USA TODAY US Edition
Jack Dorsey hasn’t fixed the trouble with Twitter
Despite frequent strategy shifts, social media site still isn’t profitable
Julieanne Smolinski started hanging out on Twitter in 2009. She has 175,000 followers to whom she tells jokes and promotes her work as a journalist and as a television writer.
In February, she says she quit Twitter “the way you quit your favorite restaurant when it suffers an E.coli outbreak.”
The problem? The jerks who spewed hateful comments and the perverts who tweeted their genitalia at her.
After about a month of going cold turkey, Smolinski relented and signed back in to Twitter.
“I had stuff to annoyingly promote and missed the good parts — like jokes and news and my friends annoyingly promoting their stuff,” she says.
And that’s just the trouble with Twitter. Many people have a lovehate relationship with it. Or they have no relationship with it at all.
A pioneer in real-time social media, Twitter used to be one of the most buzzed-about companies in Silicon Valley. Even today, conversations that take place on the service, famous for its 140character limit, tap into the world’s pulse, be it the escalating feud between Donald Trump and Elizabeth Warren, protests on the streets of Ferguson, Mo., the congressional sit-in over gun control or the launch of Beyoncé’s Lem
onade album. Yet for years the social media service has struggled to keep the spotlight as competitors Facebook, Instagram and Snapchat encroached on its turf and spirit- ed away users.
One year ago, Twitter bet the company’s future on Jack Dorsey with the hope its visionary cofounder could do what his predecessors could not: find a new audience for the 10-year-old service and fix long-festering problems.
With frequent management and strategy shifts and paralyzing turmoil inside the company, Twitter has not altered its service
enough to appeal to the mainstream, stunting growth.
Increasing abuse on the service has alienated many, especially women.
Revenue slowed to 36% yearover-year in the first quarter, lighter than analysts expected, and second-quarter revenue guidance fell short of expectations. The company is still not profitable, sowing doubts about a Dorsey-led turnaround. Twitter, which once boasted a market value of nearly $40 billion, is now worth about a third of that. Twelve analysts have a buy or equivalent rating on the stock, 25 have a hold, six have sell ratings.
“Jack was from the original founding team. He knows Twitter better than anyone,” says Wedbush Securities analyst Michael Pachter, who has a neutral rating on the stock. “He was going to fix things. He proceeded to fix nothing.”
Dorsey, who splits his time between Twitter and digital payments company Square, replaced Dick Costolo as CEO last July on an interim basis. He was tapped to remain in the job in October.
With the cachet of a company founder who helped create the service, Dorsey swooped in with a broad mandate. His ambitious goal: to make Twitter a service everyone has to check to know what’s going on in the world. “No one is more determined than I am to see this company achieve its promise,” Dorsey said in October.
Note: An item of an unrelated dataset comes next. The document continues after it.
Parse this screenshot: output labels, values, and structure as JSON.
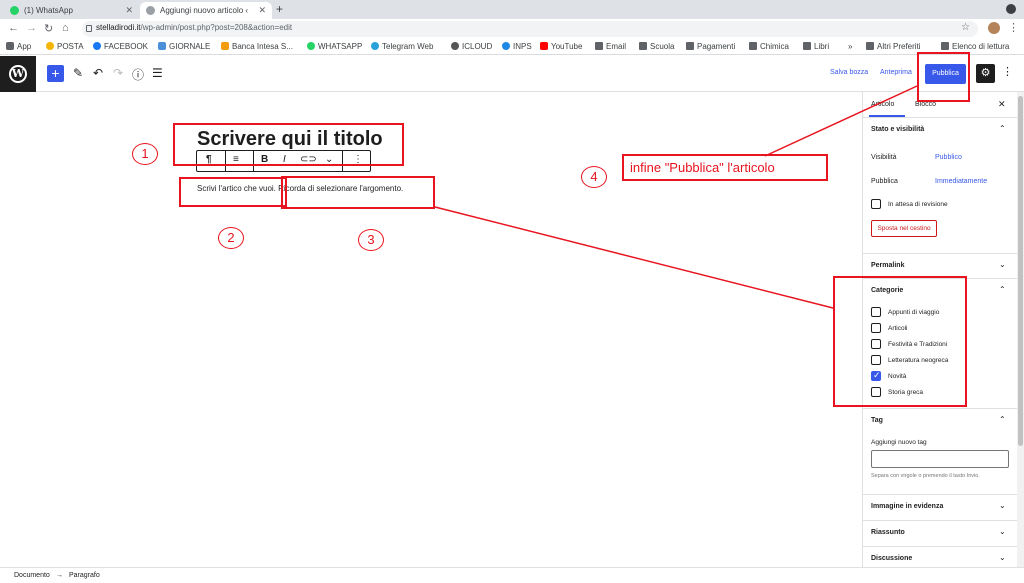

Dorsey, through a representative, declined an interview request from USA TODAY.
Dorsey has set out five priorities for Twitter: improving the experience for veteran users and newcomers alike; increasing the focus on live video; taking extra care of content creators, celebrities and other “influencers”; making the service safer; and ramping up outreach to software developers.
Yet changes to the service on Dorsey’s watch — a news curation feature called Moments, changing its “favorite” star button to a “like” heart button, loosening the 140-character limit — have not persuaded enough people to give Twitter a try. Dorsey’s wins, such as securing the rights to the NFL’s digital package for Thurs
day Night Football, have been few and far between. The revolving door of the executive suite is still spinning with a series of major departures, and Dorsey slashed 8% of the workforce in October.
In the intensifying fight for eyeballs and ad dollars, flat growth has been the crushing blow. Facebook has 1.6 billion monthly active users, Instagram 500 million, and Snapchat 100 million daily active users. Twitter has stopped growing at about 310 million monthly active users.
And, in what is undoubtedly causing collective heartburn inside Twitter, Mark Zuckerberg is taking direct aim at Twitter with his new focus on “live” for Facebook.
“Investors hoped in getting rid of Dick Costolo they would get a doer, someone who would change things, reach out to non-users and get them to use the service,” but that has not happened, Pachter says. “Your mom knows if she joins Facebook, she will see pictures of your kid. She doesn’t know why she should join Twitter.”
Even some longtime users aren’t always sure why they are on Twitter anymore. When he was a journalist for a tech trade publication, Lee Pender, a marketing writer from Chelmsford, Mass., diligently tweeted to 650 followers. But the 140-character limit “encourages shouting instead of thoughtful conversation,” he says.